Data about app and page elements
========================================================================
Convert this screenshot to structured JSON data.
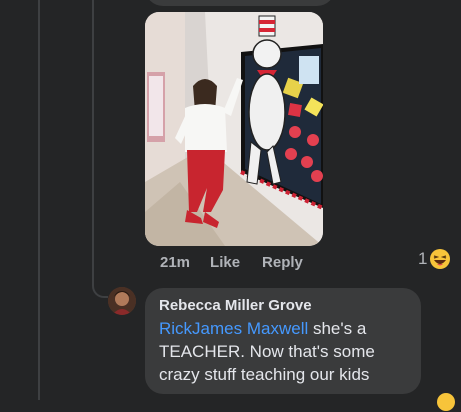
{
  "comment": {
    "time": "21m",
    "like_label": "Like",
    "reply_label": "Reply",
    "reaction_count": "1",
    "reaction_icon": "laughing-emoji-icon"
  },
  "reply": {
    "author": "Rebecca Miller Grove",
    "mention": "RickJames Maxwell",
    "text_line1_rest": " she's a",
    "text_line2": "TEACHER. Now that's some",
    "text_line3": "crazy stuff teaching our kids"
  },
  "colors": {
    "background": "#242526",
    "bubble": "#3a3b3c",
    "mention": "#4599ff",
    "meta_text": "#b0b3b8"
  }
}
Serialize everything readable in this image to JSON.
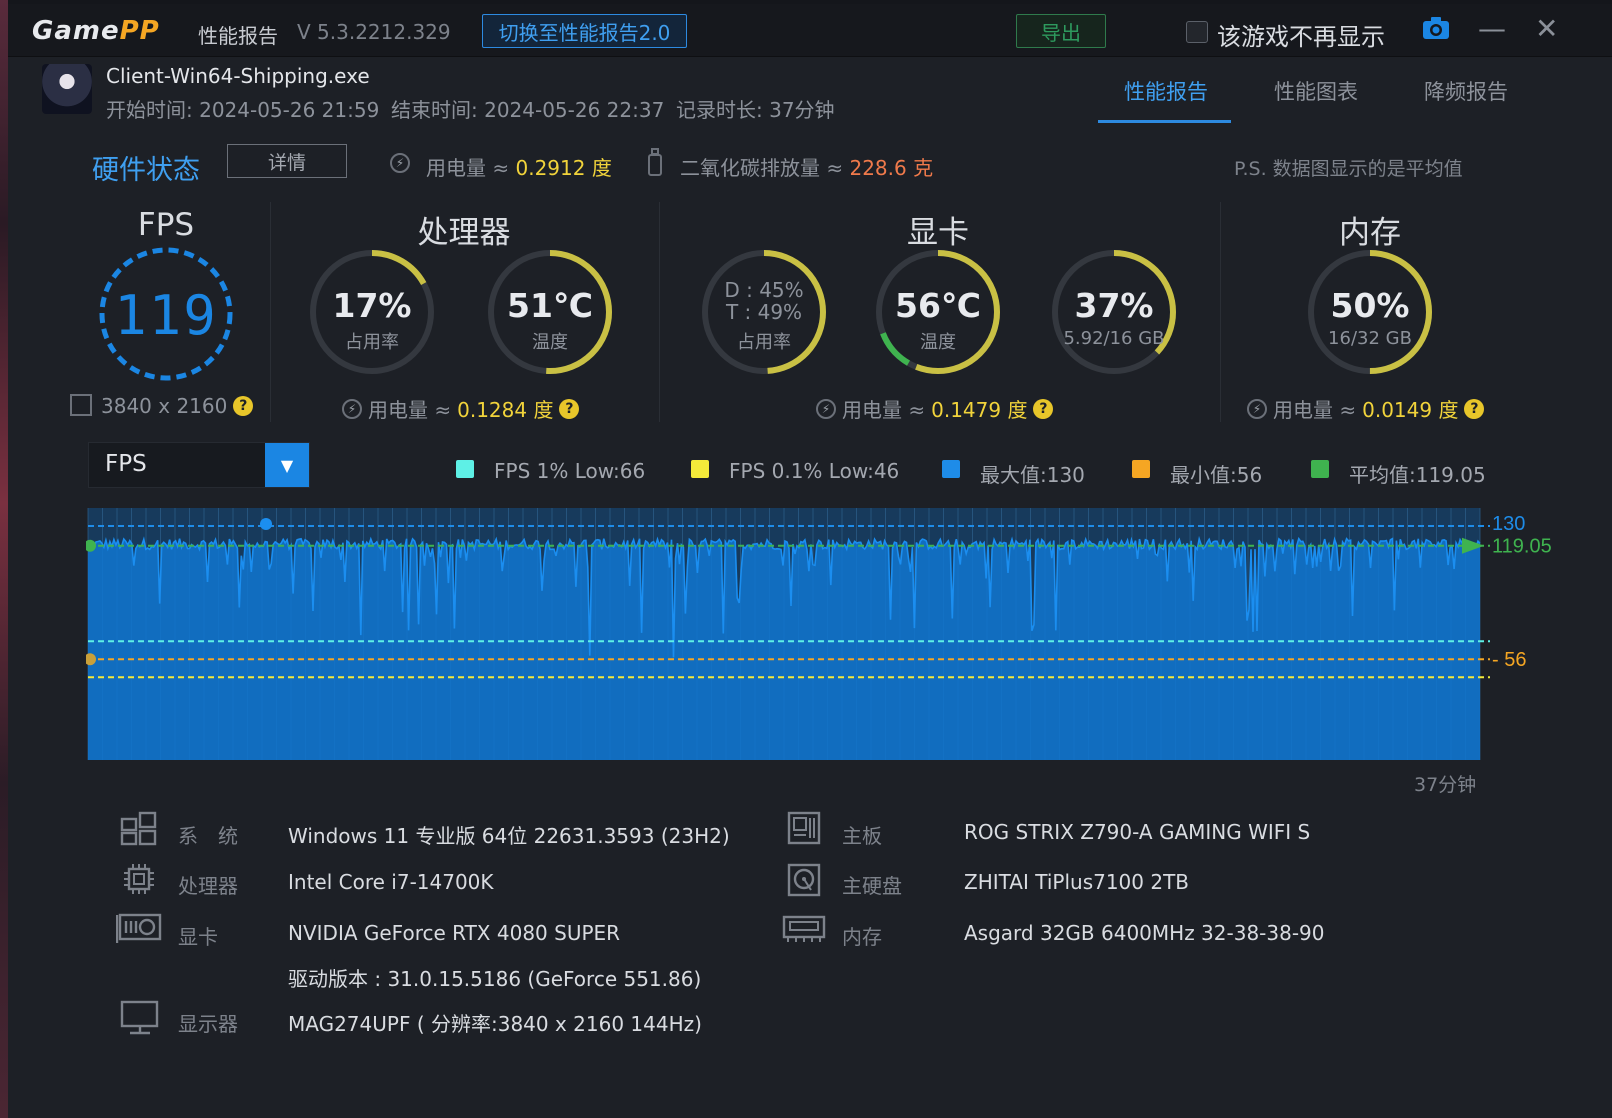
{
  "titlebar": {
    "logo_main": "Game",
    "logo_accent": "PP",
    "title": "性能报告",
    "version": "V 5.3.2212.329",
    "switch_label": "切换至性能报告2.0",
    "export_label": "导出",
    "hide_label": "该游戏不再显示",
    "minimize": "—",
    "close": "✕"
  },
  "session": {
    "exe": "Client-Win64-Shipping.exe",
    "start": "开始时间: 2024-05-26 21:59",
    "end": "结束时间: 2024-05-26 22:37",
    "duration": "记录时长: 37分钟"
  },
  "tabs": [
    {
      "label": "性能报告",
      "active": true
    },
    {
      "label": "性能图表",
      "active": false
    },
    {
      "label": "降频报告",
      "active": false
    }
  ],
  "hardware": {
    "title": "硬件状态",
    "detail_label": "详情",
    "power_label": "用电量 ≈",
    "power_value": "0.2912 度",
    "co2_label": "二氧化碳排放量 ≈",
    "co2_value": "228.6 克",
    "note": "P.S. 数据图显示的是平均值"
  },
  "fps": {
    "title": "FPS",
    "value": "119",
    "resolution": "3840 x 2160"
  },
  "cpu": {
    "title": "处理器",
    "usage_value": "17%",
    "usage_label": "占用率",
    "usage_fraction": 0.17,
    "temp_value": "51℃",
    "temp_label": "温度",
    "temp_fraction": 0.51,
    "power_label": "用电量 ≈",
    "power_value": "0.1284 度"
  },
  "gpu": {
    "title": "显卡",
    "usage_d": "D : 45%",
    "usage_t": "T : 49%",
    "usage_label": "占用率",
    "usage_fraction": 0.49,
    "temp_value": "56℃",
    "temp_label": "温度",
    "temp_fraction": 0.56,
    "vram_value": "37%",
    "vram_label": "5.92/16 GB",
    "vram_fraction": 0.37,
    "power_label": "用电量 ≈",
    "power_value": "0.1479 度"
  },
  "memory": {
    "title": "内存",
    "usage_value": "50%",
    "usage_label": "16/32 GB",
    "usage_fraction": 0.5,
    "power_label": "用电量 ≈",
    "power_value": "0.0149 度"
  },
  "chart_controls": {
    "metric": "FPS"
  },
  "legend": [
    {
      "label": "FPS 1% Low:66",
      "color": "#5ef0e6"
    },
    {
      "label": "FPS 0.1% Low:46",
      "color": "#f4ea3a"
    },
    {
      "label": "最大值:130",
      "color": "#1e8ce8"
    },
    {
      "label": "最小值:56",
      "color": "#f5a623"
    },
    {
      "label": "平均值:119.05",
      "color": "#3fb34f"
    }
  ],
  "chart_data": {
    "type": "area",
    "series": [
      {
        "name": "FPS",
        "color": "#1b86e3"
      }
    ],
    "max": 130,
    "min": 56,
    "avg": 119.05,
    "low_1pct": 66,
    "low_01pct": 46,
    "max_label": "130",
    "avg_label": "119.05",
    "min_label": "56",
    "duration_label": "37分钟",
    "y_range": [
      0,
      140
    ]
  },
  "specs": {
    "os_label": "系　统",
    "os_value": "Windows 11 专业版 64位 22631.3593 (23H2)",
    "cpu_label": "处理器",
    "cpu_value": "Intel Core i7-14700K",
    "gpu_label": "显卡",
    "gpu_value": "NVIDIA GeForce RTX 4080 SUPER",
    "driver_value": "驱动版本 : 31.0.15.5186 (GeForce 551.86)",
    "monitor_label": "显示器",
    "monitor_value": "MAG274UPF ( 分辨率:3840 x 2160 144Hz)",
    "board_label": "主板",
    "board_value": "ROG STRIX Z790-A GAMING WIFI S",
    "disk_label": "主硬盘",
    "disk_value": "ZHITAI TiPlus7100 2TB",
    "ram_label": "内存",
    "ram_value": "Asgard 32GB 6400MHz 32-38-38-90"
  }
}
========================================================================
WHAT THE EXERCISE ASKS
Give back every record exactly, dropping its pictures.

ANSWER AREA
Convert this screenshot to structured JSON data.
{
  "comment": {
    "time": "21m",
    "like_label": "Like",
    "reply_label": "Reply",
    "reaction_count": "1",
    "reaction_icon": "laughing-emoji-icon"
  },
  "reply": {
    "author": "Rebecca Miller Grove",
    "mention": "RickJames Maxwell",
    "text_line1_rest": " she's a",
    "text_line2": "TEACHER. Now that's some",
    "text_line3": "crazy stuff teaching our kids"
  },
  "colors": {
    "background": "#242526",
    "bubble": "#3a3b3c",
    "mention": "#4599ff",
    "meta_text": "#b0b3b8"
  }
}
Serialize everything readable in this image to JSON.
{
  "titlebar": {
    "logo_main": "Game",
    "logo_accent": "PP",
    "title": "性能报告",
    "version": "V 5.3.2212.329",
    "switch_label": "切换至性能报告2.0",
    "export_label": "导出",
    "hide_label": "该游戏不再显示",
    "minimize": "—",
    "close": "✕"
  },
  "session": {
    "exe": "Client-Win64-Shipping.exe",
    "start": "开始时间: 2024-05-26 21:59",
    "end": "结束时间: 2024-05-26 22:37",
    "duration": "记录时长: 37分钟"
  },
  "tabs": [
    {
      "label": "性能报告",
      "active": true
    },
    {
      "label": "性能图表",
      "active": false
    },
    {
      "label": "降频报告",
      "active": false
    }
  ],
  "hardware": {
    "title": "硬件状态",
    "detail_label": "详情",
    "power_label": "用电量 ≈",
    "power_value": "0.2912 度",
    "co2_label": "二氧化碳排放量 ≈",
    "co2_value": "228.6 克",
    "note": "P.S. 数据图显示的是平均值"
  },
  "fps": {
    "title": "FPS",
    "value": "119",
    "resolution": "3840 x 2160"
  },
  "cpu": {
    "title": "处理器",
    "usage_value": "17%",
    "usage_label": "占用率",
    "usage_fraction": 0.17,
    "temp_value": "51℃",
    "temp_label": "温度",
    "temp_fraction": 0.51,
    "power_label": "用电量 ≈",
    "power_value": "0.1284 度"
  },
  "gpu": {
    "title": "显卡",
    "usage_d": "D : 45%",
    "usage_t": "T : 49%",
    "usage_label": "占用率",
    "usage_fraction": 0.49,
    "temp_value": "56℃",
    "temp_label": "温度",
    "temp_fraction": 0.56,
    "vram_value": "37%",
    "vram_label": "5.92/16 GB",
    "vram_fraction": 0.37,
    "power_label": "用电量 ≈",
    "power_value": "0.1479 度"
  },
  "memory": {
    "title": "内存",
    "usage_value": "50%",
    "usage_label": "16/32 GB",
    "usage_fraction": 0.5,
    "power_label": "用电量 ≈",
    "power_value": "0.0149 度"
  },
  "chart_controls": {
    "metric": "FPS"
  },
  "legend": [
    {
      "label": "FPS 1% Low:66",
      "color": "#5ef0e6"
    },
    {
      "label": "FPS 0.1% Low:46",
      "color": "#f4ea3a"
    },
    {
      "label": "最大值:130",
      "color": "#1e8ce8"
    },
    {
      "label": "最小值:56",
      "color": "#f5a623"
    },
    {
      "label": "平均值:119.05",
      "color": "#3fb34f"
    }
  ],
  "chart_data": {
    "type": "area",
    "series": [
      {
        "name": "FPS",
        "color": "#1b86e3"
      }
    ],
    "max": 130,
    "min": 56,
    "avg": 119.05,
    "low_1pct": 66,
    "low_01pct": 46,
    "max_label": "130",
    "avg_label": "119.05",
    "min_label": "56",
    "duration_label": "37分钟",
    "y_range": [
      0,
      140
    ]
  },
  "specs": {
    "os_label": "系　统",
    "os_value": "Windows 11 专业版 64位 22631.3593 (23H2)",
    "cpu_label": "处理器",
    "cpu_value": "Intel Core i7-14700K",
    "gpu_label": "显卡",
    "gpu_value": "NVIDIA GeForce RTX 4080 SUPER",
    "driver_value": "驱动版本 : 31.0.15.5186 (GeForce 551.86)",
    "monitor_label": "显示器",
    "monitor_value": "MAG274UPF ( 分辨率:3840 x 2160 144Hz)",
    "board_label": "主板",
    "board_value": "ROG STRIX Z790-A GAMING WIFI S",
    "disk_label": "主硬盘",
    "disk_value": "ZHITAI TiPlus7100 2TB",
    "ram_label": "内存",
    "ram_value": "Asgard 32GB 6400MHz 32-38-38-90"
  }
}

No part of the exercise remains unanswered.